“I’m sure it’s your training and experience,” Susan answered.
Joanne nodded in agreement. “But can I tell you a secret?” she whispered.
“Sure” Susan said.
“I’ve never worked as a nurse,” Joanne began. “I met John during my first semester of nursing school. We got married during the summer break between the first and second year of my training and by the time I graduated, I was eight months pregnant. I passed the nursing board exam when our baby was just a few months old and received my license, but I’ve never used it anywhere but in my own home.”
“Wow,” Susan said. “I just assumed you had years of experience.”
“I do, but I guess they’re just not official,” Joanne said.
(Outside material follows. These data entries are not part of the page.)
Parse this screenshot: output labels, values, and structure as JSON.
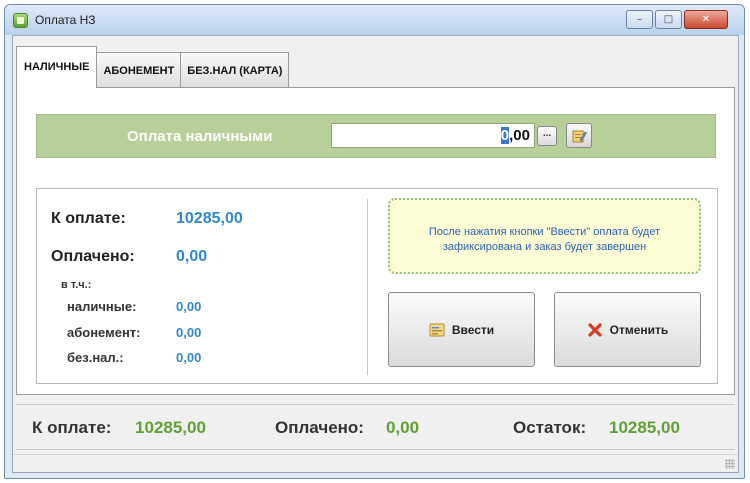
{
  "window": {
    "title": "Оплата НЗ",
    "controls": {
      "minimize": "–",
      "maximize": "□",
      "close": "✕"
    }
  },
  "tabs": [
    {
      "label": "НАЛИЧНЫЕ",
      "active": true
    },
    {
      "label": "АБОНЕМЕНТ",
      "active": false
    },
    {
      "label": "БЕЗ.НАЛ (КАРТА)",
      "active": false
    }
  ],
  "cash_payment": {
    "label": "Оплата наличными",
    "amount_cursor": "0",
    "amount_rest": ",00",
    "dots_button": "...",
    "edit_icon": "edit-icon"
  },
  "details": {
    "to_pay_label": "К оплате:",
    "to_pay_value": "10285,00",
    "paid_label": "Оплачено:",
    "paid_value": "0,00",
    "including_label": "в т.ч.:",
    "cash_label": "наличные:",
    "cash_value": "0,00",
    "subscription_label": "абонемент:",
    "subscription_value": "0,00",
    "cashless_label": "без.нал.:",
    "cashless_value": "0,00"
  },
  "note": {
    "line1": "После нажатия кнопки \"Ввести\" оплата будет",
    "line2": "зафиксирована и заказ будет завершен"
  },
  "buttons": {
    "enter": "Ввести",
    "cancel": "Отменить"
  },
  "summary": {
    "to_pay_label": "К оплате:",
    "to_pay_value": "10285,00",
    "paid_label": "Оплачено:",
    "paid_value": "0,00",
    "remaining_label": "Остаток:",
    "remaining_value": "10285,00"
  },
  "colors": {
    "accent_blue": "#2f87d2",
    "accent_green": "#60a135",
    "band_green": "#b7cf98"
  }
}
She looked at Susan and continued teasingly, “Perhaps I’m not actually a nurse after all.”
Susan chuckled. “Of course you are. You went through all the training and received your license.”
“But I’ve never had an actual patient,” Joanne said. “Nurses are trained to assist doctors in providing care. I’ve never done that.”
“Of course you have,” Susan insisted.
“Not by your definition,” Joanne returned.
“What do you mean?” Susan asked.
“Well,” Joanne said, “if your definition of what it takes to become a mother is applied to becoming a nurse, I don’t qualify.”
“But that’s different,” Susan argued.
“Not really,” Joann said. “Consider the woman who marries a widower who has several children. If the two of them have no children together, yet she raises his children to adulthood, would you consider her their mother?”
“Of course,” Susan said.
“But she didn’t give birth to them; in fact, she has never given birth to any children. How can she be a mother by your definition?” Joanne asked.
Susan nodded and tears began to well up in her eyes.
“My dear,” Joanne said softly, “Giving birth is only one way to qualify for the title of mother. It may be the most common and most direct route, but preparation and training comes from many sources and can be implemented in many different ways. I don’t think any of the youth you serve in 4-H or your nieces and nephews would hesitate for one minute to say you qualify for the title of mother. Motherhood is loving and serving children.”
Susan reached for a tissue in her bag to wipe the tear that was running down her cheek and noticed the box of chocolates.
“Enjoy them,” Joann said. “You’ve earned them.”